In a warning email sent to United Nations officials and the Security Council's North Korea sanctions committee - also known as the 1718 committee - the panel chair described the hack attack as part of a "sustained cyber campaign", according to Reuters, which has seen the document. This earlier version was nearly identical to the version used in May 2017, with the only difference the method of propagation.
Researchers at Symantec found multiple instances of code reuse from earlier versions of WannaCry and Lazarus' previous attacks.
However, the WannaCry attack may not be orchestrated by the North Korean government, the report says.
Symantec claims the attacks "show strong links to Lazarus group". After the first WannaCry attack in February occurred, Symantec discovered three pieces of malware in the victim's network: Trojan.Volgmer along with two variants of Backdoor.Destover, disk-wiping software used in the Sony Pictures hack.
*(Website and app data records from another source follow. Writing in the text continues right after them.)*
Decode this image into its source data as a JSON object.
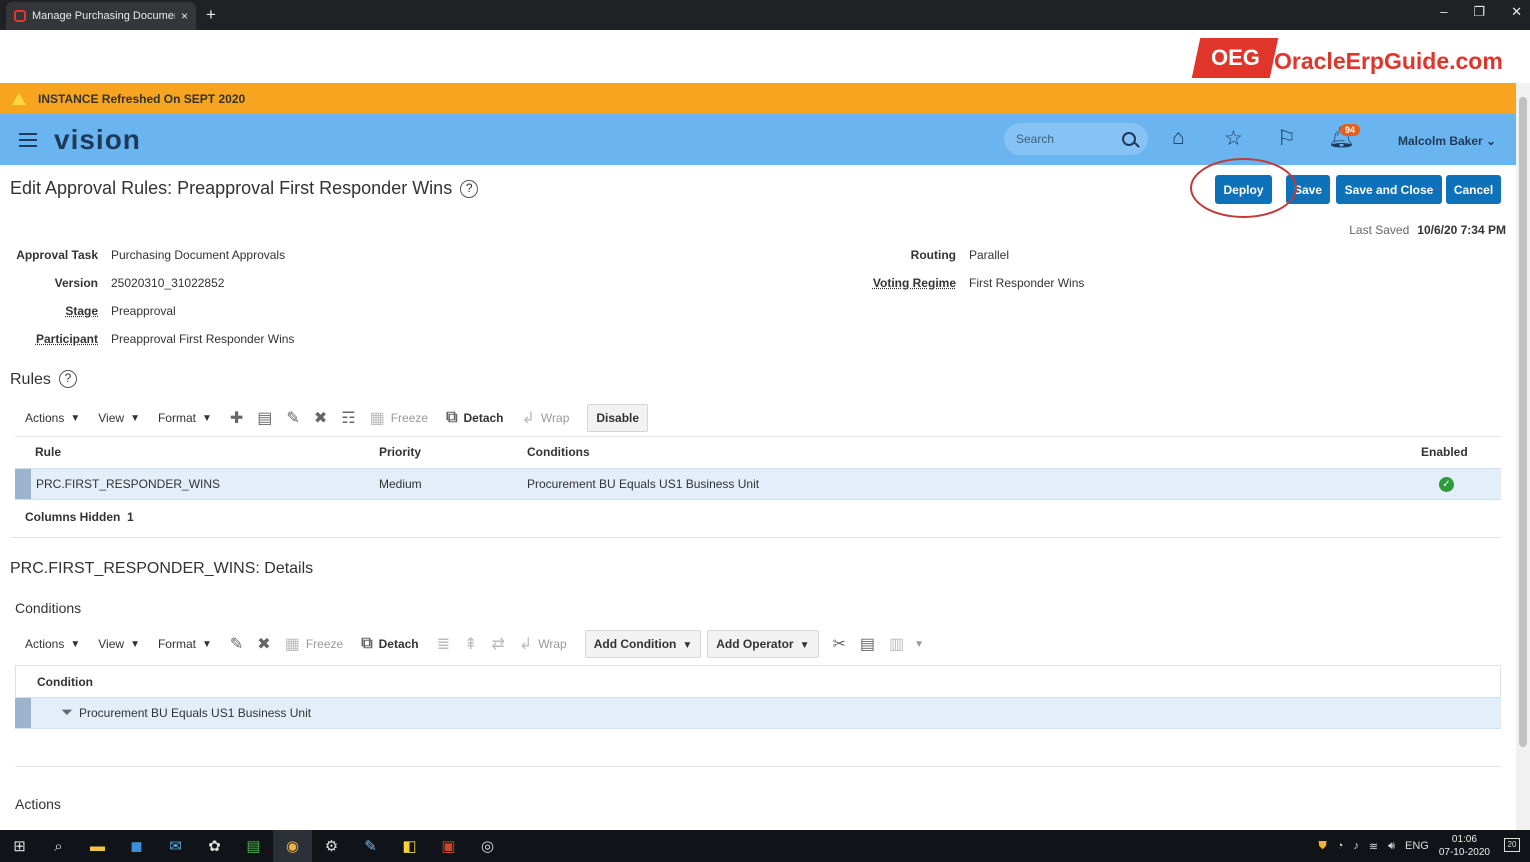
{
  "browser": {
    "tab_title": "Manage Purchasing Document A",
    "new_tab": "+",
    "tab_close": "×",
    "controls": [
      "–",
      "❐",
      "✕"
    ]
  },
  "logo": {
    "mark": "OEG",
    "text": "OracleErpGuide.com"
  },
  "banner": {
    "text": "INSTANCE Refreshed On SEPT 2020"
  },
  "header": {
    "brand": "vision",
    "search_placeholder": "Search",
    "notification_count": "94",
    "user": "Malcolm Baker"
  },
  "page": {
    "title": "Edit Approval Rules: Preapproval First Responder Wins",
    "help": "?",
    "buttons": {
      "deploy": "Deploy",
      "save": "Save",
      "save_close": "Save and Close",
      "cancel": "Cancel"
    },
    "last_saved_label": "Last Saved",
    "last_saved_value": "10/6/20 7:34 PM"
  },
  "fields": {
    "approval_task_label": "Approval Task",
    "approval_task": "Purchasing Document Approvals",
    "version_label": "Version",
    "version": "25020310_31022852",
    "stage_label": "Stage",
    "stage": "Preapproval",
    "participant_label": "Participant",
    "participant": "Preapproval First Responder Wins",
    "routing_label": "Routing",
    "routing": "Parallel",
    "voting_label": "Voting Regime",
    "voting": "First Responder Wins"
  },
  "rules": {
    "title": "Rules",
    "toolbar": {
      "actions": "Actions",
      "view": "View",
      "format": "Format",
      "freeze": "Freeze",
      "detach": "Detach",
      "wrap": "Wrap",
      "disable": "Disable"
    },
    "columns": [
      "Rule",
      "Priority",
      "Conditions",
      "Enabled"
    ],
    "rows": [
      {
        "rule": "PRC.FIRST_RESPONDER_WINS",
        "priority": "Medium",
        "conditions": "Procurement BU Equals US1 Business Unit",
        "enabled": true
      }
    ],
    "columns_hidden_label": "Columns Hidden",
    "columns_hidden_count": "1"
  },
  "details": {
    "title": "PRC.FIRST_RESPONDER_WINS: Details",
    "conditions_title": "Conditions",
    "toolbar": {
      "actions": "Actions",
      "view": "View",
      "format": "Format",
      "freeze": "Freeze",
      "detach": "Detach",
      "wrap": "Wrap",
      "add_condition": "Add Condition",
      "add_operator": "Add Operator"
    },
    "column": "Condition",
    "rows": [
      {
        "condition": "Procurement BU Equals US1 Business Unit"
      }
    ],
    "actions_title": "Actions"
  },
  "taskbar": {
    "language": "ENG",
    "time": "01:06",
    "date": "07-10-2020",
    "notifications": "20"
  }
}
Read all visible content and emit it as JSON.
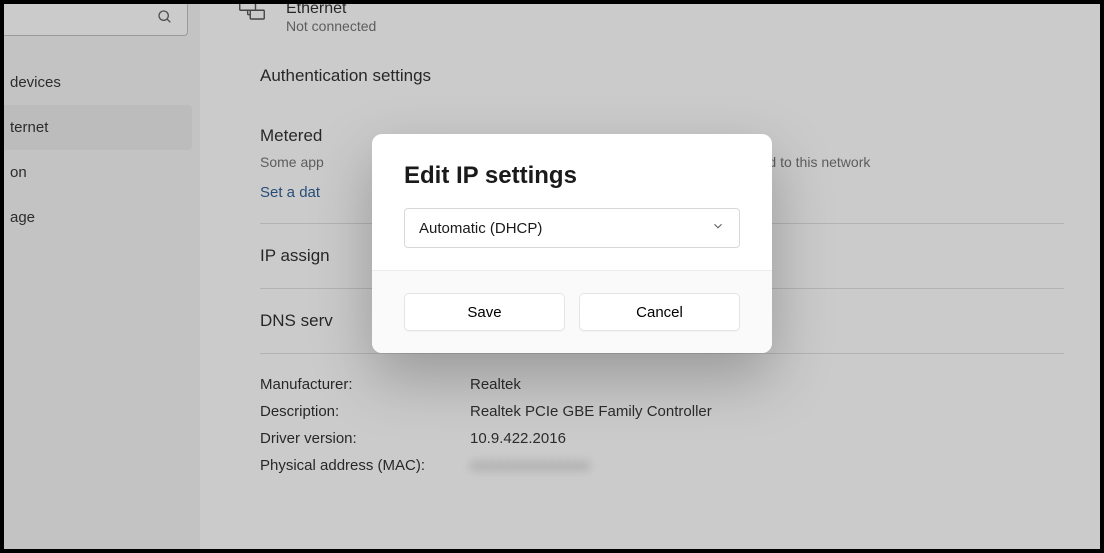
{
  "sidebar": {
    "items": [
      {
        "label": "devices"
      },
      {
        "label": "ternet"
      },
      {
        "label": "on"
      },
      {
        "label": "age"
      }
    ]
  },
  "main": {
    "ethernet": {
      "title": "Ethernet",
      "status": "Not connected"
    },
    "auth_title": "Authentication settings",
    "metered_title": "Metered",
    "metered_sub_left": "Some app",
    "metered_sub_right": "connected to this network",
    "set_link": "Set a dat",
    "ip_assign_label": "IP assign",
    "dns_label": "DNS serv",
    "info": {
      "manufacturer_label": "Manufacturer:",
      "manufacturer_value": "Realtek",
      "description_label": "Description:",
      "description_value": "Realtek PCIe GBE Family Controller",
      "driver_label": "Driver version:",
      "driver_value": "10.9.422.2016",
      "mac_label": "Physical address (MAC):",
      "mac_value": "xxxxxxxxxxxxxxxx"
    }
  },
  "dialog": {
    "title": "Edit IP settings",
    "select_value": "Automatic (DHCP)",
    "save_label": "Save",
    "cancel_label": "Cancel"
  }
}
The hacking group widely blamed for breaching Sony Pictures in 2014 was "highly likely" behind the unprecedented WannaCry ransomware attack responsible for crippling computer systems around the world this month, a leading American cybersecurity firm said Monday.